◆ YOUR ASSIGNMENT ◆
Are you able to retype all the records below exactly?

***

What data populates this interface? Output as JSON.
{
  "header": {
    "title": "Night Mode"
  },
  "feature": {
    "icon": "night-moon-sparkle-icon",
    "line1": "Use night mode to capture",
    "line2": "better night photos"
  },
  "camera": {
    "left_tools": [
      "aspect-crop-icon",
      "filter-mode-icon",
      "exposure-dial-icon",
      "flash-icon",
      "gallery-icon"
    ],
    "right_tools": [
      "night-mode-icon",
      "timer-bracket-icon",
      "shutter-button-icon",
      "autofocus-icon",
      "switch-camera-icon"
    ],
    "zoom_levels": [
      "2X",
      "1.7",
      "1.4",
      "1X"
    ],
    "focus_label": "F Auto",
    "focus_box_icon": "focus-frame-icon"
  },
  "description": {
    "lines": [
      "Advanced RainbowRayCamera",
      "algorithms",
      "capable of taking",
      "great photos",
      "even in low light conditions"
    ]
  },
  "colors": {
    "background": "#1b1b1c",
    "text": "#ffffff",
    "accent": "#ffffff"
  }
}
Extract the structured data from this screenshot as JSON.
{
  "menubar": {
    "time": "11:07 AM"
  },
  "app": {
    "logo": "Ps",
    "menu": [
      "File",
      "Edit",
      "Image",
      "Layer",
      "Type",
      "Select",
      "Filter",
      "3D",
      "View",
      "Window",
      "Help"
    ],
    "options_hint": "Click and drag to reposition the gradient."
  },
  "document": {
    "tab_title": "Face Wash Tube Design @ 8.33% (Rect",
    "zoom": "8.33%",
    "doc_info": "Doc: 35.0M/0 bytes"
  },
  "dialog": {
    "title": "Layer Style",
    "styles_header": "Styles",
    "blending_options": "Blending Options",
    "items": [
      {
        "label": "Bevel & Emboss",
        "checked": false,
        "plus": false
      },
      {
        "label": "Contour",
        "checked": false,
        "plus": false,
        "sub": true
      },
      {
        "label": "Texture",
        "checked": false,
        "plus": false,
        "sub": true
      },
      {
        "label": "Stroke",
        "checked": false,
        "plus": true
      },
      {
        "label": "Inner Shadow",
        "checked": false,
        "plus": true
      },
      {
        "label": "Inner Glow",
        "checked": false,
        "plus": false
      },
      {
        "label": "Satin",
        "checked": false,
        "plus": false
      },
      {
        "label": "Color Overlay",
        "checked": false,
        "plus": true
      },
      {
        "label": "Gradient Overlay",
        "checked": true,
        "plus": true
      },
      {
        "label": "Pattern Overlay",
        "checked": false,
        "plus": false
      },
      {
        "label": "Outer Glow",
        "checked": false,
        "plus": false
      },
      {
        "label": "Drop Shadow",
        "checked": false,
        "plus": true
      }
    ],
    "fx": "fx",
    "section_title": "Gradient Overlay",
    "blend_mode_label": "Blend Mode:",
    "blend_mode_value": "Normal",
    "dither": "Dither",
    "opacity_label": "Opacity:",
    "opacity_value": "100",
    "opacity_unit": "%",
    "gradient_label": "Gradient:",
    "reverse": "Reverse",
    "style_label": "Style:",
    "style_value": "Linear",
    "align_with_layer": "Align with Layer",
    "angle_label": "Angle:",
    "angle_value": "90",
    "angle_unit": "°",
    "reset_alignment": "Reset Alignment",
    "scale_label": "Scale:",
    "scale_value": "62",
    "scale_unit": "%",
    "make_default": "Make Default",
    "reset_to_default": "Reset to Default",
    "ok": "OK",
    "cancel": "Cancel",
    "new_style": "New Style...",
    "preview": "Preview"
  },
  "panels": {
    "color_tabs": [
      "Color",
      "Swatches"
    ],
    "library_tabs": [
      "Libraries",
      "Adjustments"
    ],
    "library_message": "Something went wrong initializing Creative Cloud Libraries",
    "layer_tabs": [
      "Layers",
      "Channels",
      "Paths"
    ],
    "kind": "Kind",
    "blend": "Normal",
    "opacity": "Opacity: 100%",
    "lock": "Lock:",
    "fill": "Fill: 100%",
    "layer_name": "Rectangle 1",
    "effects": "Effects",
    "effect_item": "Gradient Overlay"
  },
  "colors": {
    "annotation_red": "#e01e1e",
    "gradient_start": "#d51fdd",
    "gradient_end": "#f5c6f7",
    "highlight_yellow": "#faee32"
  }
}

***

◆ YOUR RESPONSE ◆
What data populates this interface? Output as JSON.
{
  "header": {
    "title": "Night Mode"
  },
  "feature": {
    "icon": "night-moon-sparkle-icon",
    "line1": "Use night mode to capture",
    "line2": "better night photos"
  },
  "camera": {
    "left_tools": [
      "aspect-crop-icon",
      "filter-mode-icon",
      "exposure-dial-icon",
      "flash-icon",
      "gallery-icon"
    ],
    "right_tools": [
      "night-mode-icon",
      "timer-bracket-icon",
      "shutter-button-icon",
      "autofocus-icon",
      "switch-camera-icon"
    ],
    "zoom_levels": [
      "2X",
      "1.7",
      "1.4",
      "1X"
    ],
    "focus_label": "F Auto",
    "focus_box_icon": "focus-frame-icon"
  },
  "description": {
    "lines": [
      "Advanced RainbowRayCamera",
      "algorithms",
      "capable of taking",
      "great photos",
      "even in low light conditions"
    ]
  },
  "colors": {
    "background": "#1b1b1c",
    "text": "#ffffff",
    "accent": "#ffffff"
  }
}
Extract the structured data from this screenshot as JSON.
{
  "menubar": {
    "time": "11:07 AM"
  },
  "app": {
    "logo": "Ps",
    "menu": [
      "File",
      "Edit",
      "Image",
      "Layer",
      "Type",
      "Select",
      "Filter",
      "3D",
      "View",
      "Window",
      "Help"
    ],
    "options_hint": "Click and drag to reposition the gradient."
  },
  "document": {
    "tab_title": "Face Wash Tube Design @ 8.33% (Rect",
    "zoom": "8.33%",
    "doc_info": "Doc: 35.0M/0 bytes"
  },
  "dialog": {
    "title": "Layer Style",
    "styles_header": "Styles",
    "blending_options": "Blending Options",
    "items": [
      {
        "label": "Bevel & Emboss",
        "checked": false,
        "plus": false
      },
      {
        "label": "Contour",
        "checked": false,
        "plus": false,
        "sub": true
      },
      {
        "label": "Texture",
        "checked": false,
        "plus": false,
        "sub": true
      },
      {
        "label": "Stroke",
        "checked": false,
        "plus": true
      },
      {
        "label": "Inner Shadow",
        "checked": false,
        "plus": true
      },
      {
        "label": "Inner Glow",
        "checked": false,
        "plus": false
      },
      {
        "label": "Satin",
        "checked": false,
        "plus": false
      },
      {
        "label": "Color Overlay",
        "checked": false,
        "plus": true
      },
      {
        "label": "Gradient Overlay",
        "checked": true,
        "plus": true
      },
      {
        "label": "Pattern Overlay",
        "checked": false,
        "plus": false
      },
      {
        "label": "Outer Glow",
        "checked": false,
        "plus": false
      },
      {
        "label": "Drop Shadow",
        "checked": false,
        "plus": true
      }
    ],
    "fx": "fx",
    "section_title": "Gradient Overlay",
    "blend_mode_label": "Blend Mode:",
    "blend_mode_value": "Normal",
    "dither": "Dither",
    "opacity_label": "Opacity:",
    "opacity_value": "100",
    "opacity_unit": "%",
    "gradient_label": "Gradient:",
    "reverse": "Reverse",
    "style_label": "Style:",
    "style_value": "Linear",
    "align_with_layer": "Align with Layer",
    "angle_label": "Angle:",
    "angle_value": "90",
    "angle_unit": "°",
    "reset_alignment": "Reset Alignment",
    "scale_label": "Scale:",
    "scale_value": "62",
    "scale_unit": "%",
    "make_default": "Make Default",
    "reset_to_default": "Reset to Default",
    "ok": "OK",
    "cancel": "Cancel",
    "new_style": "New Style...",
    "preview": "Preview"
  },
  "panels": {
    "color_tabs": [
      "Color",
      "Swatches"
    ],
    "library_tabs": [
      "Libraries",
      "Adjustments"
    ],
    "library_message": "Something went wrong initializing Creative Cloud Libraries",
    "layer_tabs": [
      "Layers",
      "Channels",
      "Paths"
    ],
    "kind": "Kind",
    "blend": "Normal",
    "opacity": "Opacity: 100%",
    "lock": "Lock:",
    "fill": "Fill: 100%",
    "layer_name": "Rectangle 1",
    "effects": "Effects",
    "effect_item": "Gradient Overlay"
  },
  "colors": {
    "annotation_red": "#e01e1e",
    "gradient_start": "#d51fdd",
    "gradient_end": "#f5c6f7",
    "highlight_yellow": "#faee32"
  }
}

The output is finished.